Restart Grants

The Restart Grant Scheme provides support to help business that were required to close to re-open as lockdown restrictions are eased. The grants are available to businesses in non-essential retail and businesses in the hospitality, accommodation, leisure, personal care and gym sectors. 

The grants are available from 1 April 2021 and must be claimed from the local council. Applications can be made on the relevant council’s website.

To qualify, a business must:

  • be based in England;
  • pay rates; and
  • be trading on 1 April 2021.

Non-essential retail business can apply for a Restart Grant of up to £6,000, whereas businesses in the hospitality, accommodation, leisure, personal care and gym sectors can apply for a Restart Grant of up to £18,000. Local councils will use their discretion to determine whether a business is eligible for a grant.

Recovery Loan Scheme

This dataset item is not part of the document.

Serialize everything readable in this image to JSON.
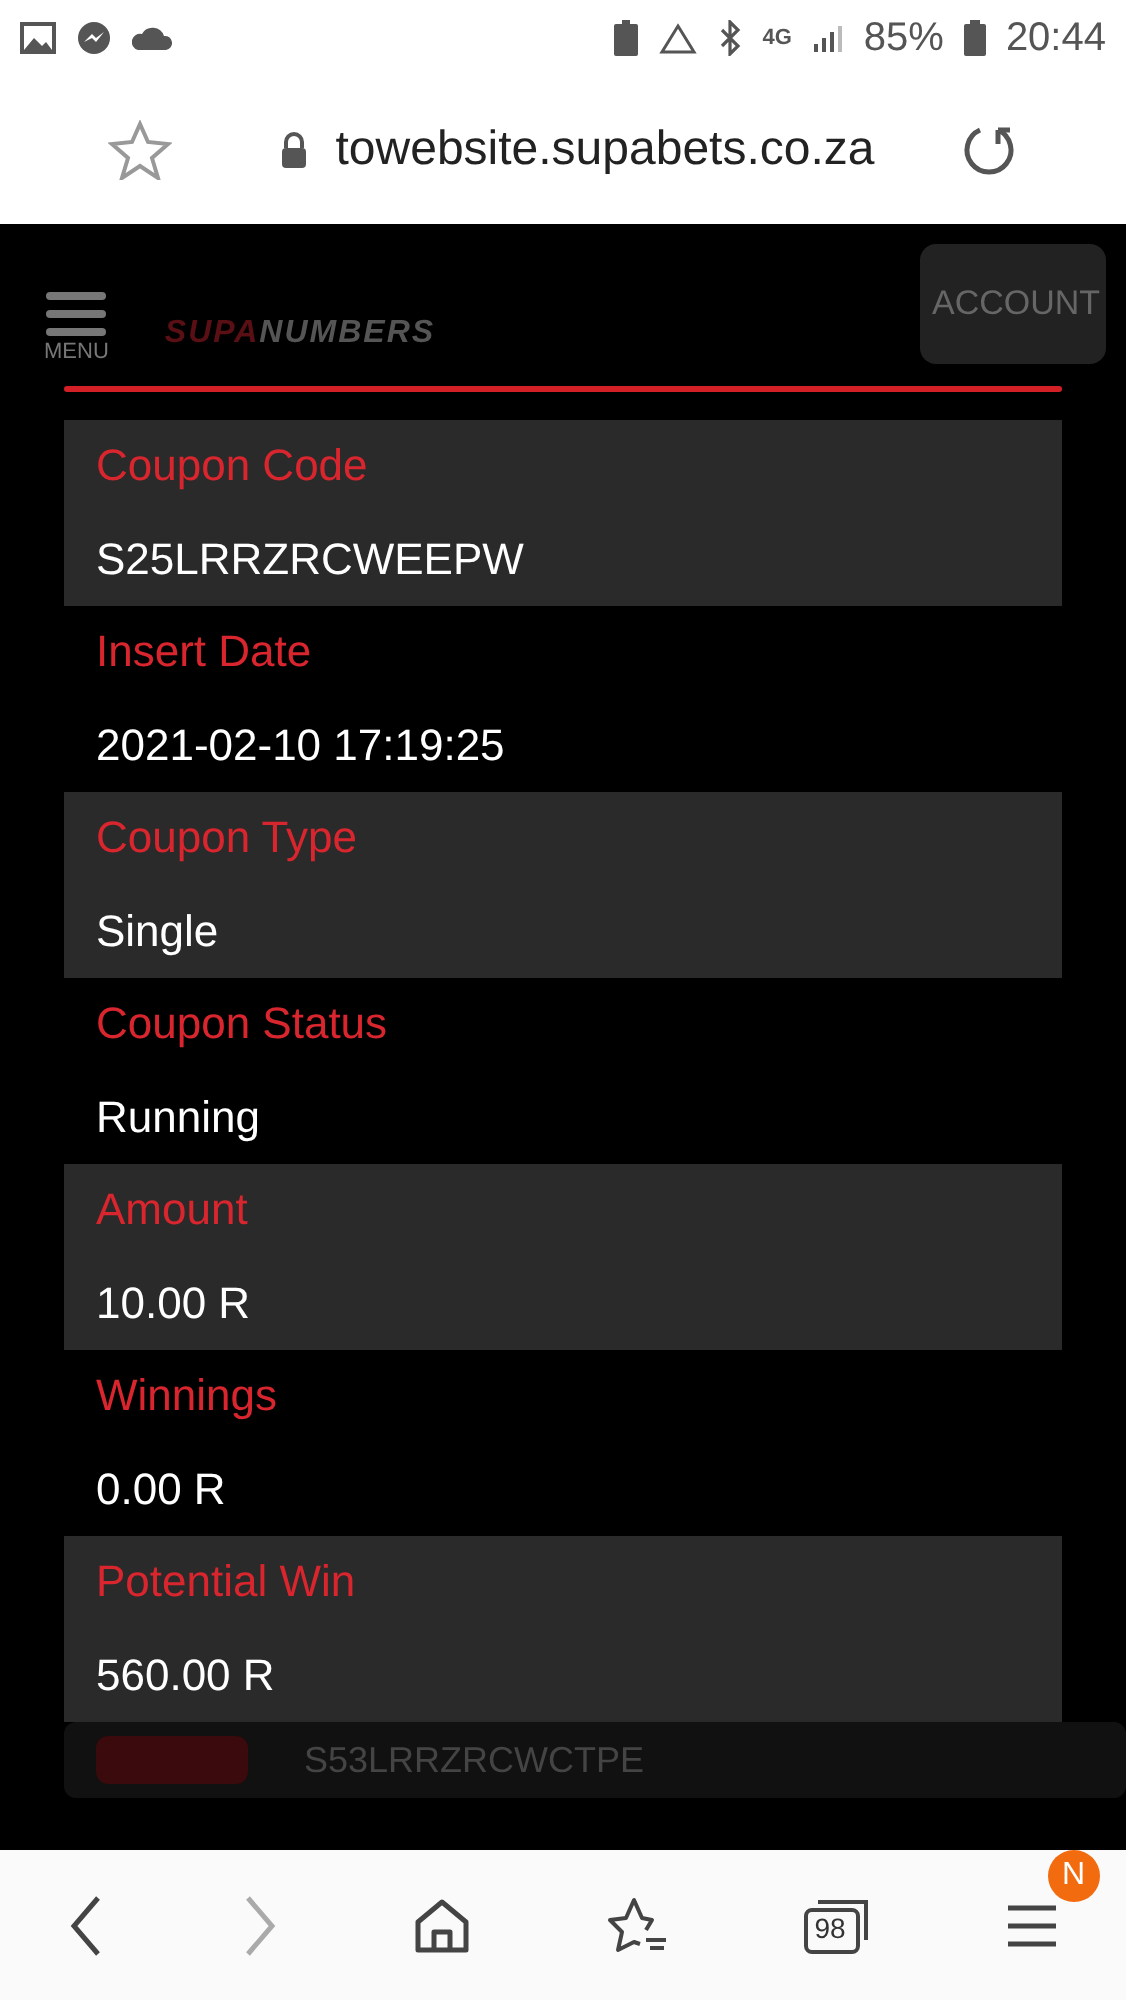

The Recovery Loan Scheme is designed to provide access to finance for UK businesses as they recover from the impact of the Covid-19 pandemic. Businesses of any size can apply for loans under the scheme, and can benefit from a loan or overdraft of between £25,001 and £10 million per business or asset finance of between £1,000 and £10 million per business. However, the amount offered and the terms are at the discretion of the lender.

To encourage lenders to participate, the Government guarantee 80% of the finance to the lender; however, the borrower remains liable for 100% of the debt.

A business can apply for a Recovery Loan if it is trading in the UK. Applicants will need to demonstrate that their business:

  • would be viable were it not for the pandemic;
  • has been adversely impacted by the pandemic; and
  • is not in collective insolvency proceedings.

Businesses that meet the eligibility criteria can apply for a recovery loan, regardless of whether they also have a Bounce Back loan or a Coronavirus Business Interruption Loan. Under the scheme, no personal guarantees are taken on facilities up to £250,000, and a borrower’s principal private residence cannot be taken as security.

The scheme is due to run until 3 December 2021.

More details on HMRC’s website –  www.gov.uk/guidance/check-if-youre-eligible-for-a-coronavirus-restart-grant and www.gov.uk/guidance/recovery-loan-scheme.

Contact us if you need assistance at Hello@vineaccountingandtax.co.uk or 02034886508.